Back to the study about suicide attempts and risk of developing substance use disorder (SUD). Setting aside the suicide part of that equation, it’s important to talk about ways to stay away from SUD period.
Proven strategies include:
Build your brain every day
From about age 13 into your mid 20s, your brain gets shaped and reshaped based on your experiences. Neuron connections that are used get stronger; connections that aren’t used get weaker. That’s why it is so important to challenge our young and developing brain as much as possible through intellectual, social, and physical activities–the whole gamut. And here’s the thing: Using drugs and alcohol at this age can actually blunt this brain development. It also increases your risk of developing SUD.
Come up with a couplet mantra you like, and use it
Below are four that may work for you. Note: If a different one comes to mind that fits you better, try it for a while and see how it works.
- Using drugs or alcohol won’t solve my problems; facing them head-on will.
- Using drugs or alcohol won’t make me popular; besides, I have more important things to think about.
- Using drugs or alcohol won’t strengthen my mind or body; staying active and curious will.
- Going along with the crowd isn’t my thing; being true to myself definitely is.
Get in with the busy crowd
Young people tend to be more open-minded and impressionable than their elders, which is a wonderful trait. Make it work for you by making friends with people who are involved in healthy things that keep you excited each day. Things like a newspaper club, an intramural or varsity sport, theater group, a pottery or art class, or a local running club if you’re not into the school team.
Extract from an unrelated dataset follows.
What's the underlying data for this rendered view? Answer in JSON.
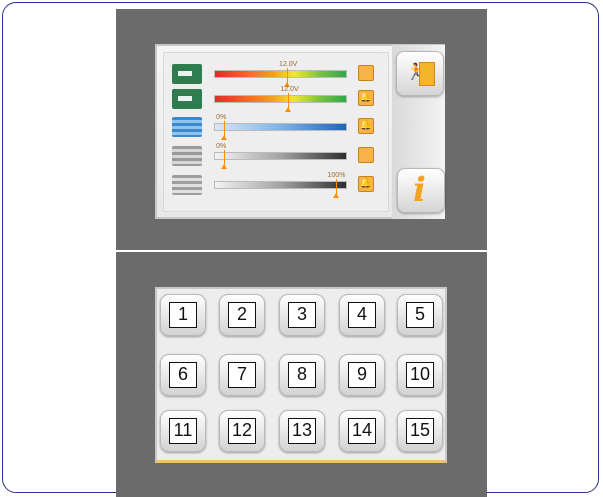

Oftentimes, kids doing these activities are too busy having fun and going after their goals to mess with substance use.
Get used to saying “no thanks”
You can actually practice resisting peer pressure this way, and it works. Try it in the mirror at home. Soon it’ll become second nature, and you will be ready to do it without having to think about it.
Become more comfortable in social situations in one easy step.
It’s called…asking questions! You learn a lot by being curious, but asking people about their lives is also a great way to start conversations and feel more relaxed along the way. Count on it: People like talking about themselves. That will also take some of the pressure off of you, and make it less likely you’ll want to drink or use in order to fit in.
Virtual Mental Healthcare at Charlie Health
We know that it’s hard to navigate a substance use disorder, whether it’s your own or a loved one’s. It’s sometimes even harder to discuss suicidal ideation. At Charlie Health, we curate therapeutic processing groups for individuals struggling with serious mental health issues in order to connect them with the resources they need. We also integrate family and individual therapy into each client’s treament plan so that issues like substance use and suicidal ideation can be addressed at their roots. Contact us today to get started.